Whetstone is an evenly stratified siltstone of the Mansfield Formation which formed on silty coastal flats of an ancient sea. The distinct and minute layering of the stone is the result of fine sediments deposited by the daily cycle of tides which occurred around 300 million years ago during the Pennsylvanian Period (the geological time interval associated with Indiana's coal seams). Geologists call these layers "Tidal Rhythmites". These layers are so precisely recorded that, from careful measurements, they can even be used to determine the phase of the moon during the time the layers were deposited. This discovery is so significant that Indiana whetstone deposits are known internationally in the geological community.
History of Hindostan Whetstone -
Beds of excellent quality whetstone were discovered near French Lick around 1810. By the early 1820s, Indiana whetstone was being hauled by wagons from quarries in Orange County, floated down Lost River to the White, Wabash, Ohio and Mississippi Rivers and on to New Orleans. Some Hoosier whetstone was even shipped overseas. Hindostan Whetstone is considered the earliest commercial enterprise in Indiana and by the end of the 1800s Indiana had become a world leader in production of whetstones.
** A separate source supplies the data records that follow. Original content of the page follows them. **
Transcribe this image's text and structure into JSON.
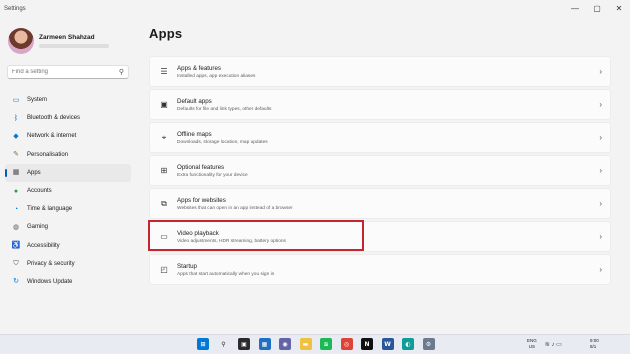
{
  "window": {
    "app_title": "Settings",
    "controls": {
      "minimize": "—",
      "maximize": "▢",
      "close": "✕"
    }
  },
  "profile": {
    "name": "Zarmeen Shahzad"
  },
  "search": {
    "placeholder": "Find a setting",
    "icon": "search-icon"
  },
  "nav": {
    "items": [
      {
        "label": "System",
        "icon": "monitor-icon",
        "color": "#0078d4"
      },
      {
        "label": "Bluetooth & devices",
        "icon": "bluetooth-icon",
        "color": "#0067c0"
      },
      {
        "label": "Network & internet",
        "icon": "wifi-icon",
        "color": "#0078d4"
      },
      {
        "label": "Personalisation",
        "icon": "brush-icon",
        "color": "#8a6d3b"
      },
      {
        "label": "Apps",
        "icon": "apps-icon",
        "color": "#4a4a4a",
        "active": true
      },
      {
        "label": "Accounts",
        "icon": "person-icon",
        "color": "#2aa04a"
      },
      {
        "label": "Time & language",
        "icon": "globe-clock-icon",
        "color": "#0078d4"
      },
      {
        "label": "Gaming",
        "icon": "gamepad-icon",
        "color": "#555555"
      },
      {
        "label": "Accessibility",
        "icon": "accessibility-icon",
        "color": "#1f6fc5"
      },
      {
        "label": "Privacy & security",
        "icon": "shield-icon",
        "color": "#5a5a5a"
      },
      {
        "label": "Windows Update",
        "icon": "update-icon",
        "color": "#0078d4"
      }
    ]
  },
  "main": {
    "title": "Apps",
    "cards": [
      {
        "title": "Apps & features",
        "subtitle": "Installed apps, app execution aliases",
        "icon": "list-icon"
      },
      {
        "title": "Default apps",
        "subtitle": "Defaults for file and link types, other defaults",
        "icon": "default-apps-icon"
      },
      {
        "title": "Offline maps",
        "subtitle": "Downloads, storage location, map updates",
        "icon": "map-icon"
      },
      {
        "title": "Optional features",
        "subtitle": "Extra functionality for your device",
        "icon": "grid-plus-icon"
      },
      {
        "title": "Apps for websites",
        "subtitle": "Websites that can open in an app instead of a browser",
        "icon": "link-window-icon"
      },
      {
        "title": "Video playback",
        "subtitle": "Video adjustments, HDR streaming, battery options",
        "icon": "video-icon",
        "highlighted": true
      },
      {
        "title": "Startup",
        "subtitle": "Apps that start automatically when you sign in",
        "icon": "startup-icon"
      }
    ],
    "chevron": "›"
  },
  "taskbar": {
    "icons": [
      {
        "name": "start-icon",
        "color": "#0078d4",
        "glyph": "⊞"
      },
      {
        "name": "search-icon",
        "color": "#e8ecf2",
        "glyph": "⚲"
      },
      {
        "name": "task-view-icon",
        "color": "#2b2b2b",
        "glyph": "▣"
      },
      {
        "name": "widgets-icon",
        "color": "#1f6fc5",
        "glyph": "▦"
      },
      {
        "name": "chat-icon",
        "color": "#6264a7",
        "glyph": "◉"
      },
      {
        "name": "file-explorer-icon",
        "color": "#f0c040",
        "glyph": "▬"
      },
      {
        "name": "spotify-icon",
        "color": "#1db954",
        "glyph": "≋"
      },
      {
        "name": "chrome-icon",
        "color": "#db4437",
        "glyph": "◎"
      },
      {
        "name": "netflix-icon",
        "color": "#111111",
        "glyph": "N"
      },
      {
        "name": "word-icon",
        "color": "#2b579a",
        "glyph": "W"
      },
      {
        "name": "edge-icon",
        "color": "#0f9d9a",
        "glyph": "◐"
      },
      {
        "name": "settings-icon",
        "color": "#6b7a8f",
        "glyph": "⚙"
      }
    ],
    "lang_top": "ENG",
    "lang_bottom": "US",
    "time": "9:00",
    "date": "8/1"
  }
}
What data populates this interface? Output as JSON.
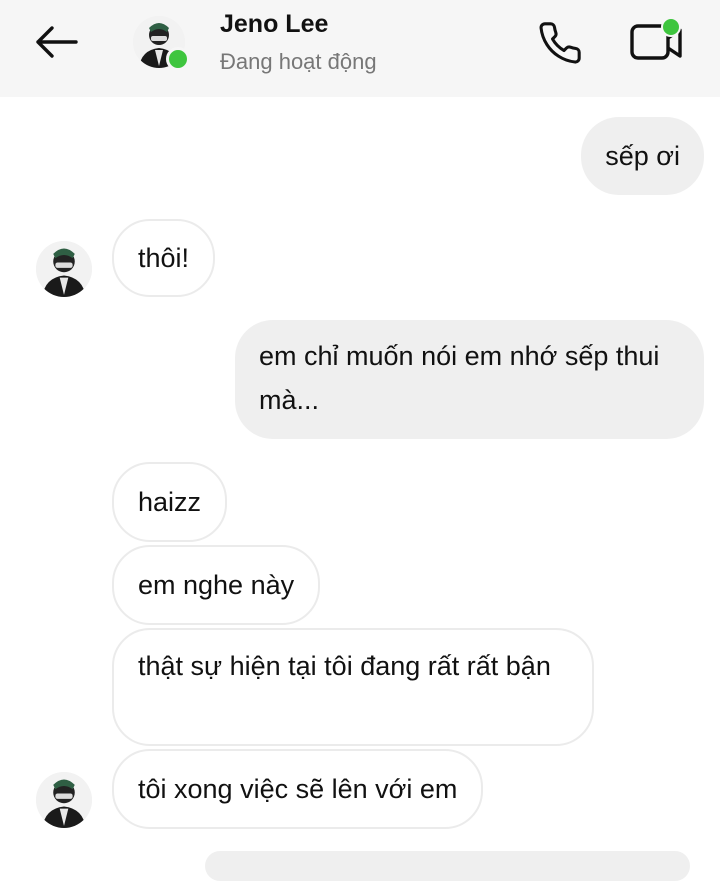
{
  "header": {
    "contact_name": "Jeno Lee",
    "status": "Đang hoạt động",
    "icons": {
      "back": "arrow-left-icon",
      "call": "phone-icon",
      "video": "video-call-icon"
    },
    "online_color": "#3ec53e"
  },
  "messages": [
    {
      "direction": "outgoing",
      "text": "sếp ơi"
    },
    {
      "direction": "incoming",
      "text": "thôi!"
    },
    {
      "direction": "outgoing",
      "text": "em chỉ muốn nói em nhớ sếp thui mà..."
    },
    {
      "direction": "incoming",
      "text": "haizz"
    },
    {
      "direction": "incoming",
      "text": "em nghe này"
    },
    {
      "direction": "incoming",
      "text": "thật sự hiện tại tôi đang rất rất bận"
    },
    {
      "direction": "incoming",
      "text": "tôi xong việc sẽ lên với em"
    }
  ]
}
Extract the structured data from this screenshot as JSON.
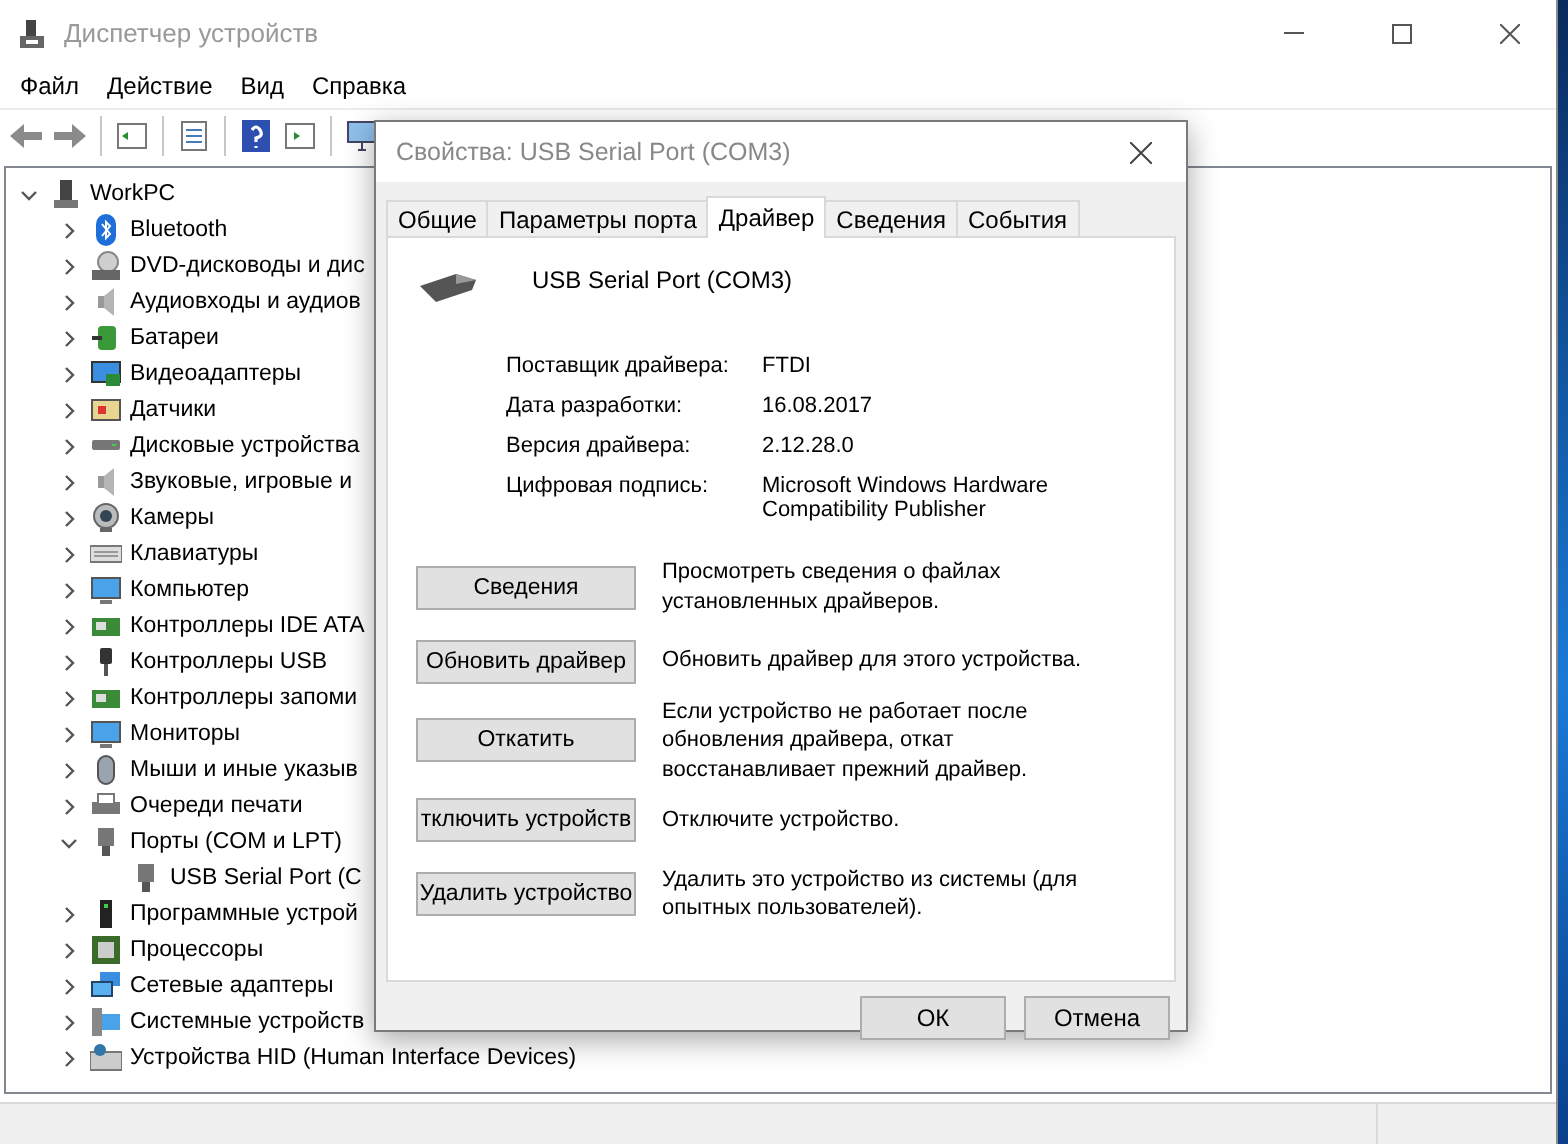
{
  "window": {
    "title": "Диспетчер устройств"
  },
  "menu": [
    "Файл",
    "Действие",
    "Вид",
    "Справка"
  ],
  "tree": {
    "label": "WorkPC",
    "expanded": true,
    "children": [
      {
        "label": "Bluetooth",
        "expanded": false
      },
      {
        "label": "DVD-дисководы и дис",
        "expanded": false
      },
      {
        "label": "Аудиовходы и аудиов",
        "expanded": false
      },
      {
        "label": "Батареи",
        "expanded": false
      },
      {
        "label": "Видеоадаптеры",
        "expanded": false
      },
      {
        "label": "Датчики",
        "expanded": false
      },
      {
        "label": "Дисковые устройства",
        "expanded": false
      },
      {
        "label": "Звуковые, игровые и",
        "expanded": false
      },
      {
        "label": "Камеры",
        "expanded": false
      },
      {
        "label": "Клавиатуры",
        "expanded": false
      },
      {
        "label": "Компьютер",
        "expanded": false
      },
      {
        "label": "Контроллеры IDE ATA",
        "expanded": false
      },
      {
        "label": "Контроллеры USB",
        "expanded": false
      },
      {
        "label": "Контроллеры запоми",
        "expanded": false
      },
      {
        "label": "Мониторы",
        "expanded": false
      },
      {
        "label": "Мыши и иные указыв",
        "expanded": false
      },
      {
        "label": "Очереди печати",
        "expanded": false
      },
      {
        "label": "Порты (COM и LPT)",
        "expanded": true,
        "children": [
          {
            "label": "USB Serial Port (C"
          }
        ]
      },
      {
        "label": "Программные устрой",
        "expanded": false
      },
      {
        "label": "Процессоры",
        "expanded": false
      },
      {
        "label": "Сетевые адаптеры",
        "expanded": false
      },
      {
        "label": "Системные устройств",
        "expanded": false
      },
      {
        "label": "Устройства HID (Human Interface Devices)",
        "expanded": false
      }
    ]
  },
  "dialog": {
    "title": "Свойства: USB Serial Port (COM3)",
    "tabs": [
      {
        "label": "Общие",
        "selected": false
      },
      {
        "label": "Параметры порта",
        "selected": false
      },
      {
        "label": "Драйвер",
        "selected": true
      },
      {
        "label": "Сведения",
        "selected": false
      },
      {
        "label": "События",
        "selected": false
      }
    ],
    "device_name": "USB Serial Port (COM3)",
    "properties": [
      {
        "label": "Поставщик драйвера:",
        "value": "FTDI"
      },
      {
        "label": "Дата разработки:",
        "value": "16.08.2017"
      },
      {
        "label": "Версия драйвера:",
        "value": "2.12.28.0"
      },
      {
        "label": "Цифровая подпись:",
        "value": "Microsoft Windows Hardware Compatibility Publisher"
      }
    ],
    "actions": [
      {
        "button": "Сведения",
        "description": "Просмотреть сведения о файлах установленных драйверов."
      },
      {
        "button": "Обновить драйвер",
        "description": "Обновить драйвер для этого устройства."
      },
      {
        "button": "Откатить",
        "description": "Если устройство не работает после обновления драйвера, откат восстанавливает прежний драйвер."
      },
      {
        "button": "тключить устройств",
        "description": "Отключите устройство."
      },
      {
        "button": "Удалить устройство",
        "description": "Удалить это устройство из системы (для опытных пользователей)."
      }
    ],
    "buttons": [
      "ОК",
      "Отмена"
    ]
  }
}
Probably the most important use of Hindostan Whetstone was for gravestones. Hindostan Whetstone gravestones are found across southern Indiana and into southeastern Illinois. Between 1820 and 1860 production of Indiana whetstone for gravestones may have exceeded that for sharpening stones. Gravestones made of Hindostan Whetstone are the oldest commercially produced gravestones found in Indiana, ranging from 150 to 180 years old. Despite their age, whetstone gravestones are so durable that the lettering and scroll work on many look as though they were carved recently. By measuring the width of the Tidal Rhythmites in a whetstone gravestone researchers can determine from which quarry the stone was removed. After the Civil War, with the expansion of rail transportation across the state, imported marble and locally quarried limestone quickly replaced whetstone gravestones.
Identifying Hindostan Whetstone Gravestones -
Whetstone headstones are characterized by three distinct physical qualities. First, they are generally more weather resistant than contemporary local sandstone. Second, the color of a whetstone monument, usually tan, but including off-white, buff, light brown and some partly rust streaked. Third, and most importantly, when viewed on-edge, these gravestone exhibits a sequence of relatively thick and thin layers running parallel to the flat faces of the stone (Tidal Rhythmites) that are characteristic of Hindostan Whetstone.
Many of the gravestones also exhibit raised chisel grooves cut along the edge and sometimes on back of the stone. These chisel groves are at right angles to the flat faces of the stone and should not be confused with Tidal Rhythmites.
Click here for additional information on identifying Hindostan Whetstone gravestones.
Your mission, should you choose to log this Earthcache, is to complete the following tasks:
1) Correctly identify a gravestone made of Hindostan Whetstone. This whetstone gravestone can be one at Wolfington Cemetery or one at a cemetery of your choice. (Whetstone gravestones can be found in many old cemeteries in southern Indiana.) Once you locate a suitable example, take a photo of the gravestone and post the photo with your Earthcache Log (Photos are not mandatory but are greatly appreciated). As an alternative to posting a photo, note the name(s) and dates engraved on the stone.
2) Locate the Tidal Rhythmites visible on the edge of a whetstone gravestone and try to count them. (A magnifying glass might come in handy!)
Email Indotguy With the results of your Rhythmite count as well as the names and dates from the gravestone (If no photo is provided). DO NOT post this information with your log.
I must be able to identify the marker as Hindostan Whetstone either visually or by location to confirm the find.